Canceled seasons, hopeful attitudes

SPU Basketball players comment on the NBA bubble and the cancellation of their season.

Mesaged Abakar and Gabe Sta Maria

Sharif Khan, senior Falcon Basketball player, celebrating the largest NBA playoff score deficit between the Miami Heat and the Los Angeles Lakers during the last NBA game of the 2019-2020 season. (Courtesy of Harry Cavell)

Seattle Pacific University’s basketball season was canceled right before the 2019-2020 NCAA Division II Men’s Basketball Tournament earlier this year in March. This was very disappointing news, as the team put a lot of work into getting to the tournament and completing the 2019-2020 season on a positive note.

Like the SPU season, The NBA season was postponed around the same time. The NBA announced the suspension of the 2019-20 season after Utah Jazz center Rody Gobert tested positive for the coronavirus. Nearly three months later, the first NBA players arrived at the bubble in Orlando, Florida to start training camp for the rest of the season.

Senior SPU Men’s Basketball player, Sharif Khan, voiced his thoughts on the suspension of the NBA season as well as his own season for SPU.

“I was pretty upset especially as a Lakers fan,” Khan said. “It was also at the same time when our SPU basketball season got canceled and everything was shutting down and it was just a tough time.”

Khan reflected on his frustration and disappointment with the SPU men’s basketball season being canceled.

“We were pretty upset especially because we were going to the national tournament,” Khan said. “There was no closure with having everyone’s season ending. It just happened so suddenly.”

Redshirt Sophomore Filip Fullerton also voiced his disappointment.

“It is not how you want to end the season because we work all season to get to the tournament, but it helps a little to know that everyone’s season got cut short,” Fullerton said.

As winter approaches, the new season still has not started. The current season is postponed until at least Jan. 7, but the team is still able to practice. The team is always split into different pods and required to wear masks during practice, making the practice different from last season.

“We can have four people practice for like an hour, right now in our pods, it’s like the guards are all in one pod, the point guards are all in one pod, and the big men are all in one pod,” said Fullerton about the current practice conditions.

While the team is still able to practice, there are ups and downs. A significant downfall for the freshmen players the lack of time to create a bond with other upperclassmen.

“I think if I was a freshman and I was going through this, it would be really tough to bond like with the older teammates. We’re doing as much as we can outside of basketball to bond with the younger players and the freshmen,” said Fullerton.
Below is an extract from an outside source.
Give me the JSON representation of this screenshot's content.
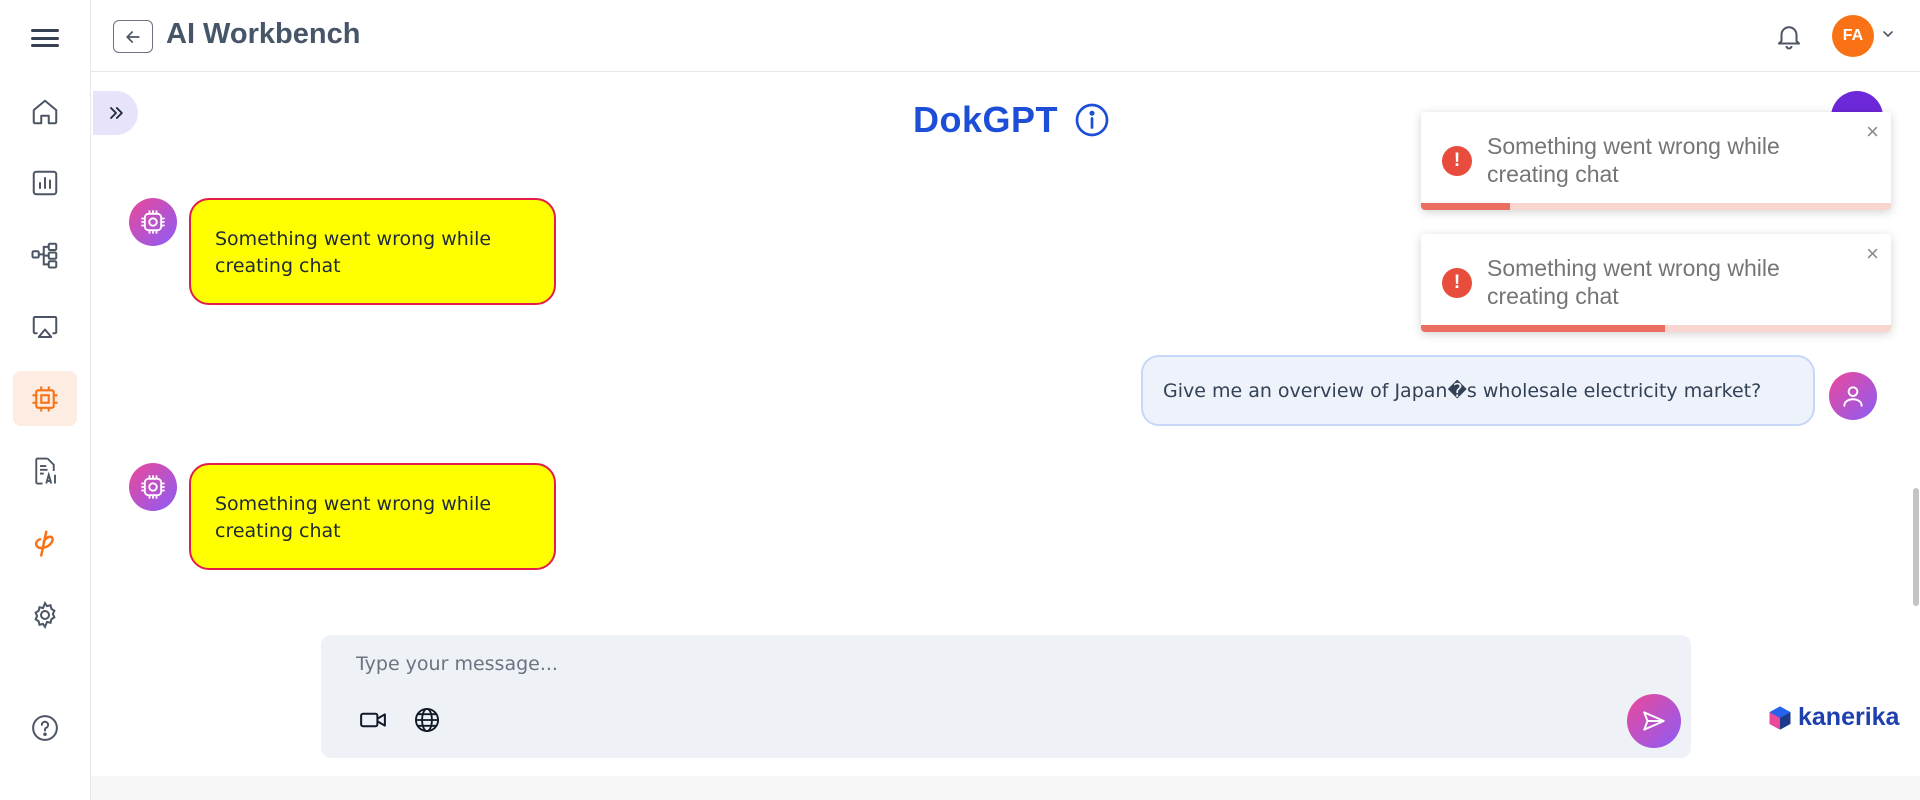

As one season is looking forward to its beginning, the NBA season ended on Sunday, Oct. 11, with the Los Angeles Lakers defeating the Miami Heat four games to two in a best of seven series.

The NBA bubble promoted an emphasized social justice message such as Black Lives Matter, as the athletes used their voices to speak out on issues that were important to them. The players acted as well by sitting out a number of games, requiring the games to be postponed during the playoffs.

The decision in particular was in response to the police shooting in Kenosha, Wisconsin, of Jacob Blake, a 29 year old African American man. Blake was shot in the back seven times by Kenosha police officers. The Milwaukee Bucks were the first team to sit out, and many other teams in the NBA followed.

“It was cool seeing how they took the responsibility upon themselves and the owners and the league saying ‘this is what we want done’ in order to have a change and to push the initiative as an organization,” Khan said.

“I hope when or if we have a season, we get to incorporate it into our games,” said Fullerton.

Even with a disappointing ending to the season earlier this year, Khan is still hopeful and confident about going into this season going into his Senior year.

“We have a good core group coming back from last year and we’re just adding more valuable pieces,” Khan said. “We’re really confident with the skill set that we have and the chemistry we have and how far we can go this year.”